I decided it was time to give Douglass back to my mother. It had been six years, a sufficient margin to be safe from the former owner, and he would be loved and cared for in my mother’s arms like no other.
But Mom had gotten used to life without pets and was planning too many trips to deal with taking care of an animal again. I didn’t feel comfortable giving Douglass elsewhere, so I suddenly felt very, very stuck.
But at the same time I was also starting to feel happier. Through a mix of support groups, exercise, therapy, and good nutrition, my mood was lifting and my energy was coming back. I agreed to start hosting Shabbat guests again.

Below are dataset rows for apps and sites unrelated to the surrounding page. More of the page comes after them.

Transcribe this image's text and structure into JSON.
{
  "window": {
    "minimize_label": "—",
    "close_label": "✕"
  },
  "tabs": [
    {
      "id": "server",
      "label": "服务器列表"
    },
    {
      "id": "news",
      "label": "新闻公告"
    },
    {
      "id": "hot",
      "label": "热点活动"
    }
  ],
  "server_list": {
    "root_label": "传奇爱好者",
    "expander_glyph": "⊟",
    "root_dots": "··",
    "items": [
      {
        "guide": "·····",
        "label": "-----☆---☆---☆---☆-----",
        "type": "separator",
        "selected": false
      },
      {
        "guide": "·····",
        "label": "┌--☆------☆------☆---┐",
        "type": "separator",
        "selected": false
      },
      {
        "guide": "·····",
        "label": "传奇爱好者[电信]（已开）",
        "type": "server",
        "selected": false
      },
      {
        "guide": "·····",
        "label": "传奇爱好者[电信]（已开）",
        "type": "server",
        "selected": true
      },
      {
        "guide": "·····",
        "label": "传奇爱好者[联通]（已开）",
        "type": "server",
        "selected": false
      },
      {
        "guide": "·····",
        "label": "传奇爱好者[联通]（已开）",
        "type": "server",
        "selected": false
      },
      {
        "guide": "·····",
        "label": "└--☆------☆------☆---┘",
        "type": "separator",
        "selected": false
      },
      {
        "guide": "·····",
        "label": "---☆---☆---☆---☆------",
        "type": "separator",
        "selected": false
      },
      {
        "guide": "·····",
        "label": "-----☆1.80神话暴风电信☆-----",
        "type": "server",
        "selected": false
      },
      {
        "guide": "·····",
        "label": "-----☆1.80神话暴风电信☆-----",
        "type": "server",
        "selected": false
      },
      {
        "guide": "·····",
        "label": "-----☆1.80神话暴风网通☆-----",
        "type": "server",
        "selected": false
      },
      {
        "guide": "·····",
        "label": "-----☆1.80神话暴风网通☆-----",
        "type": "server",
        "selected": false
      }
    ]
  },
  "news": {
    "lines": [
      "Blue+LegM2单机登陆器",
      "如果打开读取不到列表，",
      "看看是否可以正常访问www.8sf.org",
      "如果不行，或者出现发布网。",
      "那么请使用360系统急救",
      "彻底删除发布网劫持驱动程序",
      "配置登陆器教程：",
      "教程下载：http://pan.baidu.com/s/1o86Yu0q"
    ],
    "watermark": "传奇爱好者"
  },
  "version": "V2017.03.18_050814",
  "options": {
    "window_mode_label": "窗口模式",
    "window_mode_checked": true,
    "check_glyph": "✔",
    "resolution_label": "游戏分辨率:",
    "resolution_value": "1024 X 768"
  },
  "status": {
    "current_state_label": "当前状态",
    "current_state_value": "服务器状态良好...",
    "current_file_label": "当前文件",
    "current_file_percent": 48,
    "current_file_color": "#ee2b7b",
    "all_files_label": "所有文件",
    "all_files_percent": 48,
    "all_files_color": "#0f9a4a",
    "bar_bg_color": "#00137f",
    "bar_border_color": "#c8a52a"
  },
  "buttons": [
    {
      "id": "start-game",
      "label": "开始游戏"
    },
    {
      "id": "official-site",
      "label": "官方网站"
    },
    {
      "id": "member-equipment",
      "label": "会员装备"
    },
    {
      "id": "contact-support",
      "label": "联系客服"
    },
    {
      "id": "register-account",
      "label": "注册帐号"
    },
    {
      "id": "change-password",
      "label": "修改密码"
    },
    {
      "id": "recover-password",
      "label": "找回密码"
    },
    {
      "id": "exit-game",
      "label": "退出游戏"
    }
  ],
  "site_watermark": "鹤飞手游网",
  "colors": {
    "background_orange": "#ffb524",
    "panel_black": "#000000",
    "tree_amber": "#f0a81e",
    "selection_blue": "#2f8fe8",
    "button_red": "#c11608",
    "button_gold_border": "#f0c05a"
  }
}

I got back in touch with friends I hadn’t spoken to in months. I restarted stalled writing projects and even made a plan to go back to school. It had been over a year, but I finally was starting to feel like myself.
Then one day my husband was stuck in jury duty, and I agreed to take Douglass on a walk. I stood patiently in the sunshine while he peed on a bush, and, like a revelation, I realized I didn’t hate him anymore! I suddenly saw Douglass for what he was: an aging, placid Scottish terrier–a bit on the smelly side–who just wanted some love and attention. And for the first time in years, I felt like I could give him some.
Poor Douglass. I see now that he had become the scapegoat for all my years of overwhelm: moving, work, kids, financial stress, family drama, and more. Yes, I plan to take Douglass to a trainer since being house-trained is a must. But the fact that I’m petting him and talking to him during the day is almost unreal. I barely can believe it myself. I’m sorry for all my years of neglect, Douglass, and I even love you. Who would’ve thought!